In typically emotive language after the attack, she defended the decision to stage the exhibition.
"The idea we are going to bridge our freedom, our most basic inalienable right in order to not offend savages, is egregious, it is outrageous," she told Fox News.
In April 2015, the AFDI was also in the headlines when it arranged for a controversial advertisement - which referred to Muslims killing Jews - to be displayed on New York's buses.
A former financial analyst, Ms Geller was described by the New York Times as "sky-rocketing to national prominence" in 2010 as a firebrand blogger vehemently opposed to plans to build a Muslim community centre close to the World Trade Center.
She has been denounced by critics as a "bigoted blogger", reportedly has no formal journalistic qualifications and operates outside traditional Washington power centres.
Ms Geller insists that she is not against Islam in general - only radical Islam.
However, expressing views that even her supporters have criticised as being excessive, she has, for instance, been quoted as describing the faith as a "genocidal ideology".
She has equally strong views on numerous other issues - calling over the last decade for the removal of the Dome of the Rock in Jerusalem where Islamic tradition says the Prophet Muhammad ascended to heaven, and an end to President Barack Obama's healthcare reforms which she described as an "act of national rape".
In favour of abortion and same-sex marriages on the one hand, she is an enthusiastic supporter of right-wing small government - including cutting taxes and reducing budgets - on the other.
Born in 1958 - the third youngest of four girls - Ms Geller dropped out of university and worked on the business desk of the New York Daily News throughout the 1980s, proceeding to become associate publisher at the New York Observer.
She began blogging after 9/11, almost immediately focussing on various contentious issues but with Islam as her principal target.
In 2006, one of the websites she formed took the decision to publish cartoons of the Prophet Muhammad which had earlier been printed in a Danish newspaper, sparking widespread protests in several countries.
A little while afterwards, Ms Geller attended a "counter-jihad" conference in Brussels and developed links with various anti-Islamic Europeans including the English Defence League, which opposes the construction of mosques in Britain.

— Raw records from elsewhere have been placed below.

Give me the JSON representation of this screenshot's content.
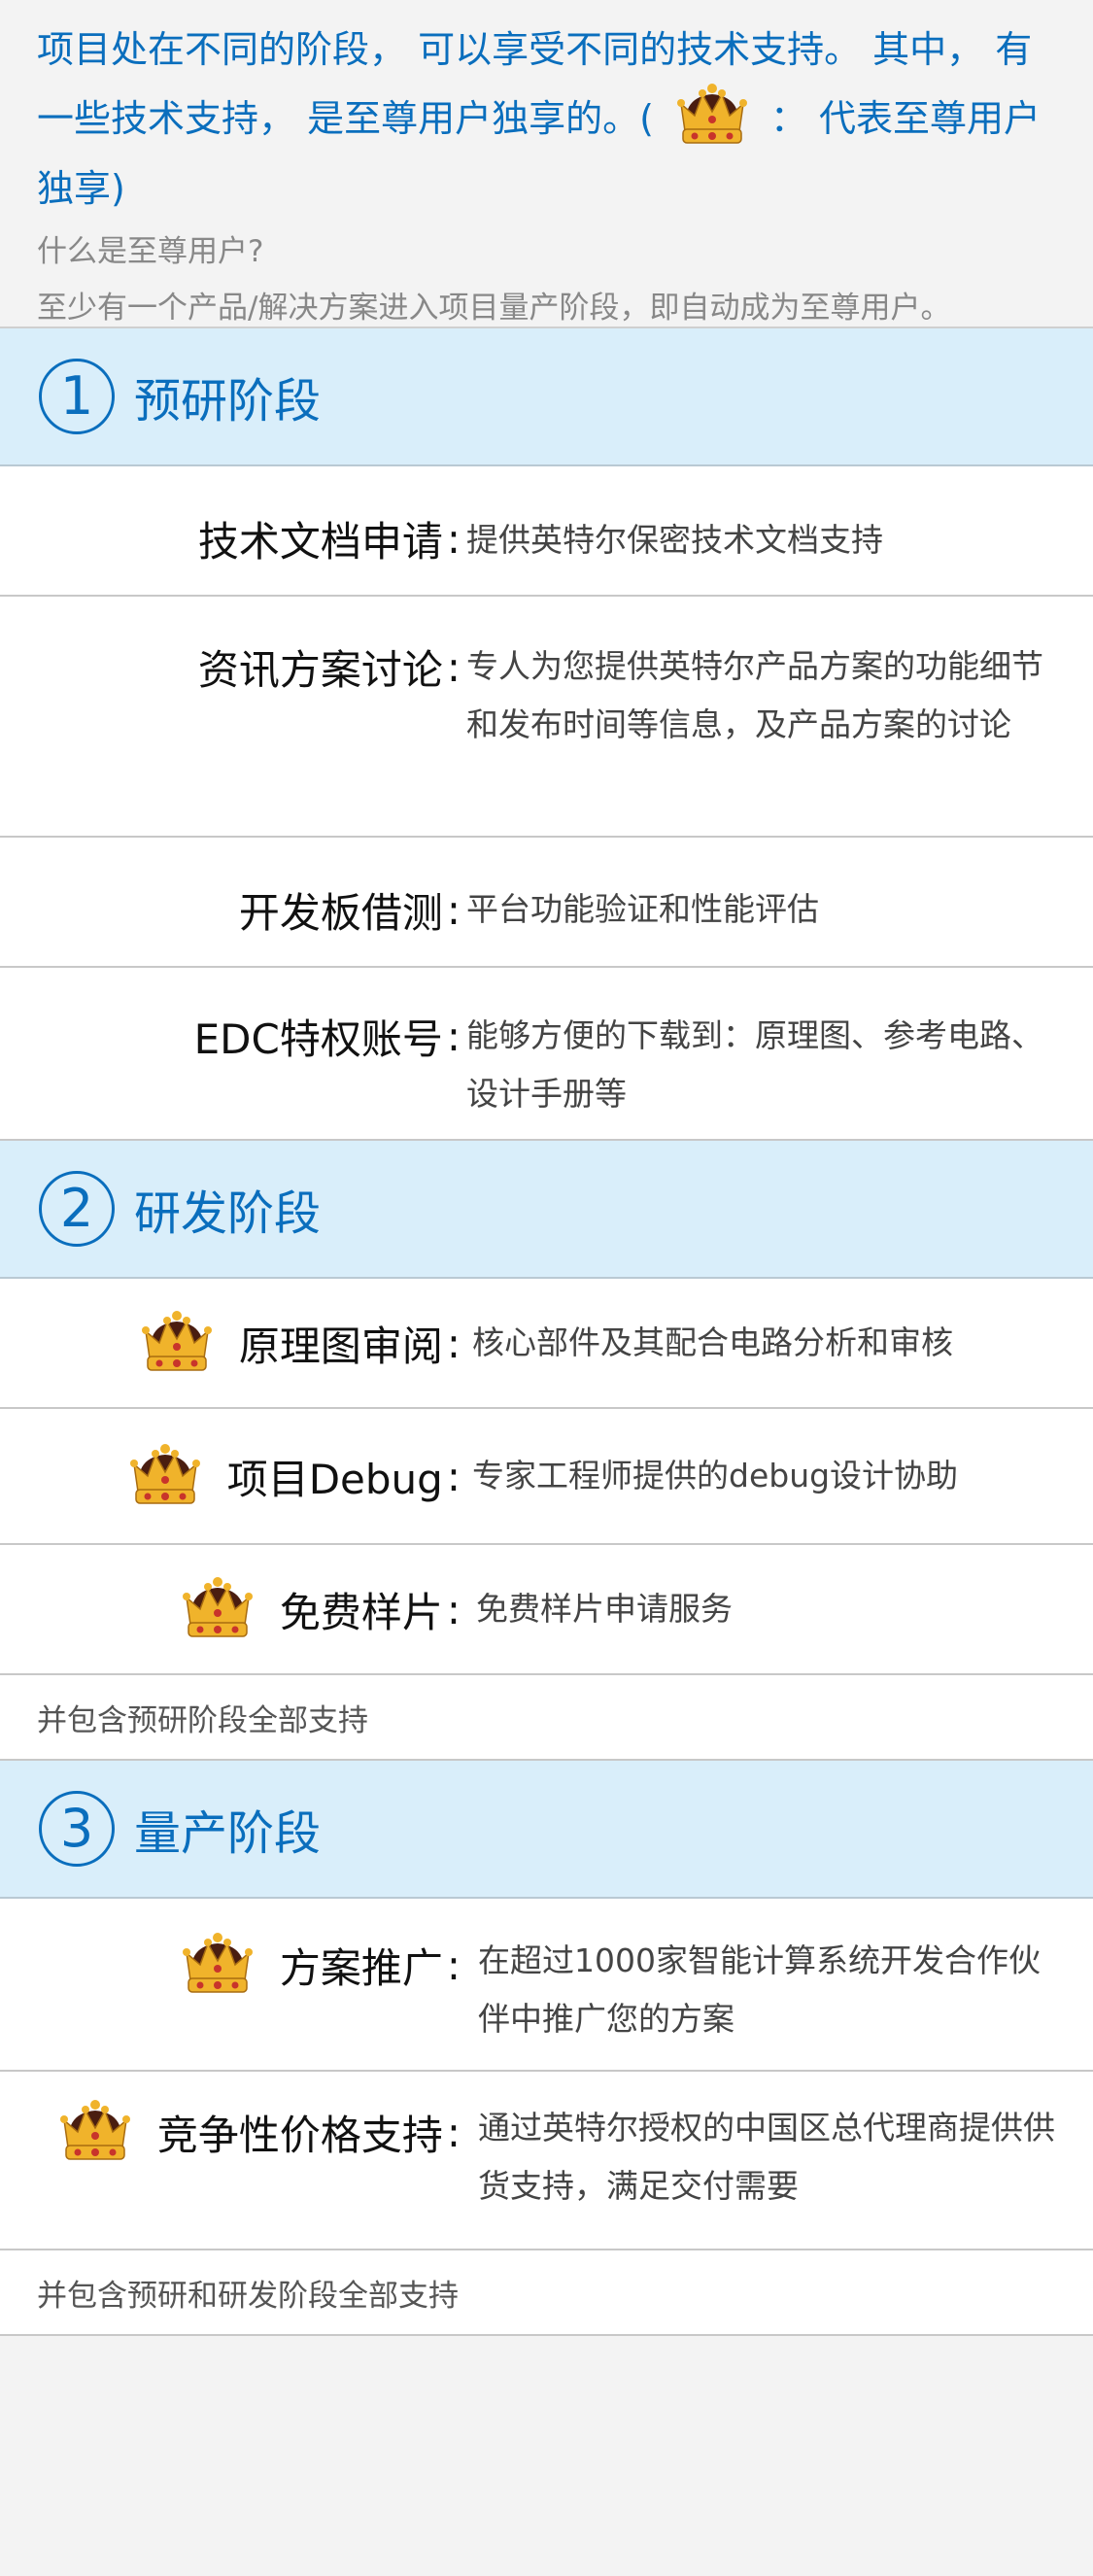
{
  "intro": {
    "text_before_crown": "项目处在不同的阶段， 可以享受不同的技术支持。 其中， 有一些技术支持， 是至尊用户独享的。(",
    "text_after_crown": "： 代表至尊用户独享)",
    "crown_icon": "crown-icon",
    "question": "什么是至尊用户?",
    "answer": "至少有一个产品/解决方案进入项目量产阶段，即自动成为至尊用户。"
  },
  "stages": [
    {
      "number": "1",
      "title": "预研阶段",
      "rows": [
        {
          "label": "技术文档申请",
          "colon": ":",
          "exclusive": false,
          "desc": "提供英特尔保密技术文档支持"
        },
        {
          "label": "资讯方案讨论",
          "colon": ":",
          "exclusive": false,
          "desc": "专人为您提供英特尔产品方案的功能细节和发布时间等信息，及产品方案的讨论"
        },
        {
          "label": "开发板借测",
          "colon": ":",
          "exclusive": false,
          "desc": "平台功能验证和性能评估"
        },
        {
          "label": "EDC特权账号",
          "colon": ":",
          "exclusive": false,
          "desc": "能够方便的下载到：原理图、参考电路、设计手册等"
        }
      ],
      "note": ""
    },
    {
      "number": "2",
      "title": "研发阶段",
      "rows": [
        {
          "label": "原理图审阅",
          "colon": ":",
          "exclusive": true,
          "desc": "核心部件及其配合电路分析和审核"
        },
        {
          "label": "项目Debug",
          "colon": ":",
          "exclusive": true,
          "desc": "专家工程师提供的debug设计协助"
        },
        {
          "label": "免费样片",
          "colon": ":",
          "exclusive": true,
          "desc": "免费样片申请服务"
        }
      ],
      "note": "并包含预研阶段全部支持"
    },
    {
      "number": "3",
      "title": "量产阶段",
      "rows": [
        {
          "label": "方案推广",
          "colon": ":",
          "exclusive": true,
          "desc": "在超过1000家智能计算系统开发合作伙伴中推广您的方案"
        },
        {
          "label": "竞争性价格支持",
          "colon": ":",
          "exclusive": true,
          "desc": "通过英特尔授权的中国区总代理商提供供货支持，满足交付需要"
        }
      ],
      "note": "并包含预研和研发阶段全部支持"
    }
  ],
  "colors": {
    "accent": "#0a6ebd",
    "stage_header_bg": "#d9eefa",
    "crown_gold": "#f0b32b",
    "crown_red": "#c8342b",
    "crown_dark": "#4a1d10"
  }
}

While critics argue that she is guilty of spreading fear of Islam, her supporters say that she is prepared to say things other commentators on social media too easily shy away from.